Early in his mission to eliminate excess adipose tissue, Simmons admitted to confronting total strangers over some of their dietary choices. “I’ll see an overweight woman eating a butterscotch sundae,” he told People in 1981, “and I’ll sit at her table and say, ‘What is this?’” When he operated a trendy Los Angeles eatery he called Ruffage in 1975, he’d also sit down with his customers and tell them if they needed to lose weight.

6. Richard Simmons once replaced Alex Trebek.

In 1987, syndicated TV distributor Lorimar attempted to capitalize on the home-shopping craze with ValueTelevision, a one-hour show where viewers could place orders via the telephone for featured products. The series was co-hosted by Jeopardy! star Alex Trebek. When the ratings were less than Lorimar anticipated, they fired Trebek and replaced him with Simmons. Nothing seemed to work, and the show was canceled in June.

7. Richard Simmons used to tour shopping malls.

Beginning in 1979, Simmons appeared on the ABC soap opera General Hospital as a fitness instructor. With the cast, he began making personal appearances at shopping malls: Simmons was so impressed by the number of people he could reach this way that he continued even after leaving the show in the early 1980s. “I travel almost 300 days a year,” he said in 1991. “I do mostly shopping malls, because everyone will come to a shopping mall, no matter what they weigh, no matter their economic structure, no matter what they drive. The malls are the meeting places of America. And so that's where I go."

8. Richard Simmons doesn't like sarcasm.

A photo of Richard Simmons
Getty Images

In 2004, Simmons was at Phoenix’s Sky Harbor Airport when a fellow passenger made a caustic remark about his Sweatin’ to the Oldies series of tapes. According to police, the man spotted Simmons and shouted, “Hey, everybody, it’s Richard Simmons. Let’s drop our bags and rock to the ‘50s.” The heckling was unappreciated by Simmons, who reportedly walked over and slapped the man across the face. According to the Bangor Daily News, police cited him with misdemeanor assault. The case was later settled and dropped.
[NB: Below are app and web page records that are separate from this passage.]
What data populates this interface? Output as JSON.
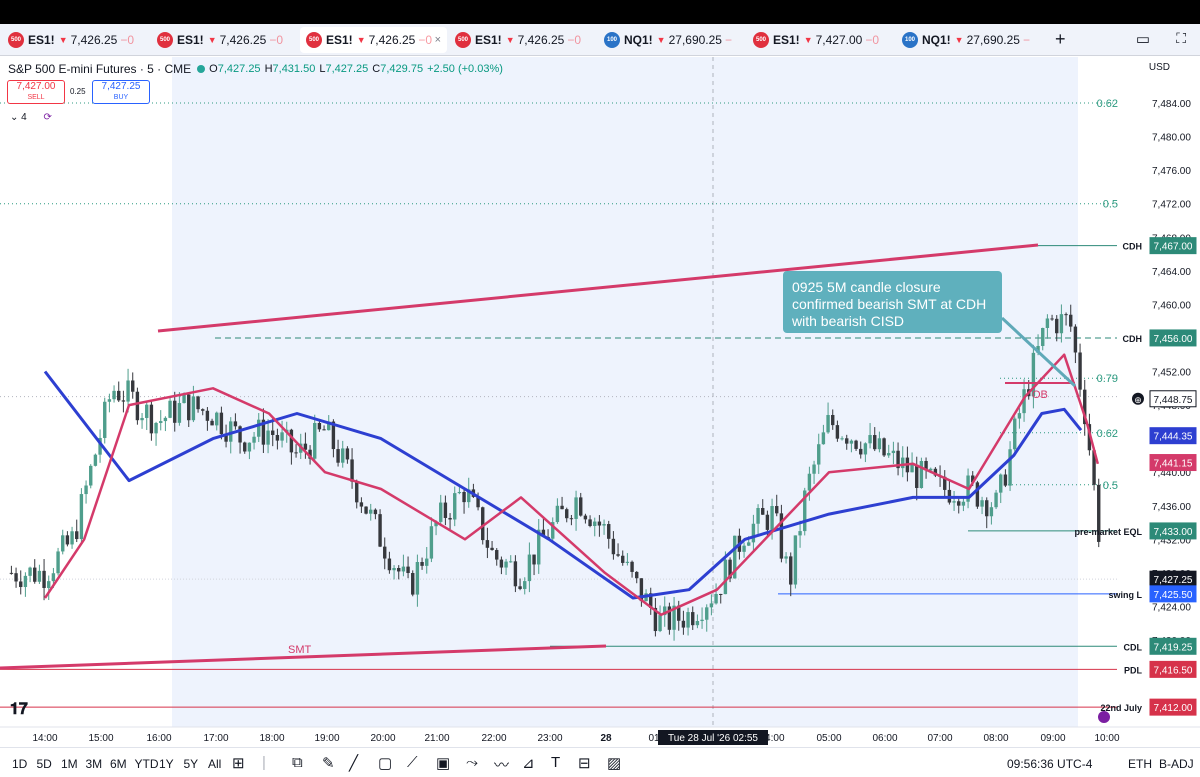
{
  "tabs": [
    {
      "badge": "500",
      "badge_color": "#e0303e",
      "symbol": "ES1!",
      "price": "7,426.25",
      "change": "−0",
      "active": false
    },
    {
      "badge": "500",
      "badge_color": "#e0303e",
      "symbol": "ES1!",
      "price": "7,426.25",
      "change": "−0",
      "active": false
    },
    {
      "badge": "500",
      "badge_color": "#e0303e",
      "symbol": "ES1!",
      "price": "7,426.25",
      "change": "−0",
      "active": true
    },
    {
      "badge": "500",
      "badge_color": "#e0303e",
      "symbol": "ES1!",
      "price": "7,426.25",
      "change": "−0",
      "active": false
    },
    {
      "badge": "100",
      "badge_color": "#2a73c7",
      "symbol": "NQ1!",
      "price": "27,690.25",
      "change": "−",
      "active": false
    },
    {
      "badge": "500",
      "badge_color": "#e0303e",
      "symbol": "ES1!",
      "price": "7,427.00",
      "change": "−0",
      "active": false
    },
    {
      "badge": "100",
      "badge_color": "#2a73c7",
      "symbol": "NQ1!",
      "price": "27,690.25",
      "change": "−",
      "active": false
    }
  ],
  "tab_close": "×",
  "add_tab": "+",
  "legend": {
    "title": "S&P 500 E-mini Futures · 5 · CME",
    "o_label": "O",
    "o": "7,427.25",
    "h_label": "H",
    "h": "7,431.50",
    "l_label": "L",
    "l": "7,427.25",
    "c_label": "C",
    "c": "7,429.75",
    "change": "+2.50 (+0.03%)"
  },
  "trade": {
    "sell_price": "7,427.00",
    "sell_label": "SELL",
    "spread": "0.25",
    "buy_price": "7,427.25",
    "buy_label": "BUY"
  },
  "indicators_count": "4",
  "currency": "USD",
  "chart_data": {
    "type": "candlestick",
    "ylim": [
      7416,
      7486
    ],
    "y_ticks": [
      "7,484.00",
      "7,480.00",
      "7,476.00",
      "7,472.00",
      "7,468.00",
      "7,464.00",
      "7,460.00",
      "7,456.00",
      "7,452.00",
      "7,448.00",
      "7,444.00",
      "7,440.00",
      "7,436.00",
      "7,432.00",
      "7,428.00",
      "7,424.00",
      "7,420.00"
    ],
    "x_ticks": [
      "14:00",
      "15:00",
      "16:00",
      "17:00",
      "18:00",
      "19:00",
      "20:00",
      "21:00",
      "22:00",
      "23:00",
      "28",
      "01:00",
      "02",
      "04:00",
      "05:00",
      "06:00",
      "07:00",
      "08:00",
      "09:00",
      "10:00"
    ],
    "crosshair_time": "Tue 28 Jul '26   02:55",
    "price_tags": [
      {
        "label": "CDH",
        "price": "7,467.00",
        "color": "#2d8a78",
        "value": 7467.0
      },
      {
        "label": "CDH",
        "price": "7,456.00",
        "color": "#2d8a78",
        "value": 7456.0
      },
      {
        "label": "",
        "price": "7,448.75",
        "color": "#131722",
        "value": 7448.75
      },
      {
        "label": "",
        "price": "7,444.35",
        "color": "#2d3fd1",
        "value": 7444.35
      },
      {
        "label": "",
        "price": "7,441.15",
        "color": "#d43a6a",
        "value": 7441.15
      },
      {
        "label": "pre-market EQL",
        "price": "7,433.00",
        "color": "#2d8a78",
        "value": 7433.0
      },
      {
        "label": "",
        "price": "7,427.25",
        "color": "#131722",
        "value": 7427.25,
        "countdown": "03:23"
      },
      {
        "label": "swing L",
        "price": "7,425.50",
        "color": "#2962ff",
        "value": 7425.5
      },
      {
        "label": "CDL",
        "price": "7,419.25",
        "color": "#2d8a78",
        "value": 7419.25
      },
      {
        "label": "PDL",
        "price": "7,416.50",
        "color": "#d6324a",
        "value": 7416.5
      },
      {
        "label": "22nd July",
        "price": "7,412.00",
        "color": "#d6324a",
        "value": 7412.0
      }
    ],
    "fib_levels": [
      {
        "label": "0.62",
        "value": 7484.0
      },
      {
        "label": "0.5",
        "value": 7472.0
      },
      {
        "label": "0.79",
        "value": 7451.2
      },
      {
        "label": "0.62",
        "value": 7444.7
      },
      {
        "label": "0.5",
        "value": 7438.5
      }
    ],
    "annotations": {
      "callout": "0925 5M candle closure confirmed bearish SMT at CDH with bearish CISD",
      "smt": "SMT",
      "ob": "OB"
    },
    "series": [
      {
        "name": "",
        "color": "#2d3fd1",
        "points": [
          [
            0,
            7452
          ],
          [
            1.5,
            7439
          ],
          [
            3,
            7444
          ],
          [
            4.5,
            7447
          ],
          [
            6,
            7444
          ],
          [
            7.5,
            7438
          ],
          [
            9,
            7432
          ],
          [
            10.5,
            7425
          ],
          [
            11.5,
            7426
          ],
          [
            12.5,
            7432
          ],
          [
            14,
            7435
          ],
          [
            15.5,
            7437
          ],
          [
            16.5,
            7437
          ],
          [
            17.3,
            7442
          ],
          [
            17.8,
            7447
          ],
          [
            18.2,
            7447.5
          ],
          [
            18.5,
            7445
          ]
        ]
      },
      {
        "name": "",
        "color": "#d43a6a",
        "points": [
          [
            0,
            7425
          ],
          [
            0.7,
            7432
          ],
          [
            1.5,
            7448
          ],
          [
            3,
            7450
          ],
          [
            4,
            7447
          ],
          [
            5,
            7440
          ],
          [
            6,
            7438
          ],
          [
            7.5,
            7432
          ],
          [
            8.5,
            7437
          ],
          [
            10,
            7428
          ],
          [
            11,
            7423
          ],
          [
            12,
            7426
          ],
          [
            13,
            7433
          ],
          [
            14,
            7440
          ],
          [
            15.5,
            7441
          ],
          [
            16.5,
            7438
          ],
          [
            17.5,
            7449
          ],
          [
            18.2,
            7454
          ],
          [
            18.6,
            7446
          ],
          [
            18.8,
            7441
          ]
        ]
      }
    ],
    "candles_note": "OHLC at 5-minute intervals; values in price units"
  },
  "bottom": {
    "ranges": [
      "1D",
      "5D",
      "1M",
      "3M",
      "6M",
      "YTD",
      "1Y",
      "5Y",
      "All"
    ],
    "clock": "09:56:36 UTC-4",
    "session": "ETH",
    "adjustment": "B-ADJ"
  }
}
9. David Letterman gave Richard Simmons an asthma attack.

Simmons was a frequent guest on David Letterman’s late-night talk shows, with Letterman often playing the straight man to the hyper antics of Simmons. In 2000, Simmons took a break from the appearances after Letterman playfully sprayed him with a fire extinguisher, prompting the asthmatic Simmons to have so much trouble breathing that paramedics were called. The normally affable Simmons was so upset by the incident that he refused to appear on the show for six years.

10. Richard Simmons doesn't like restaurants.

Speaking with the Denver Post in 2008, Simmons said that he very rarely visits restaurants owing to the fact that people can’t stop craning their necks to see what the diet guru has ordered. To maintain some semblance of privacy, Simmons typically gets room service while traveling. He also avoids grocery stores, citing concerns that people tend to call him over and ask him to read the ingredients label to see if it’s a healthy option.

11. Richard Simmons called his dogs on the phone.

A photo of Richard Simmons
Getty Images

Describing himself as a “loner” who doesn’t have many friends, Simmons once revealed a strong emotional bond with his three Dalmatians he named after characters in Gone with the Wind. When traveling, Simmons said he would call his house and sing to them over the telephone.

12. Richard Simmons foreshadowed his own exit in 1981.

As his fame and success grew, Simmons became a fixture on television and in print. Speaking to People for a profile in November 1981, the fitness expert said he received 25,000 to 30,000 letters every day and tried to meet as many people who requested his help as possible. “The day I don’t love any of this,” he said, “I’ll walk away.”

This story has been updated for 2020.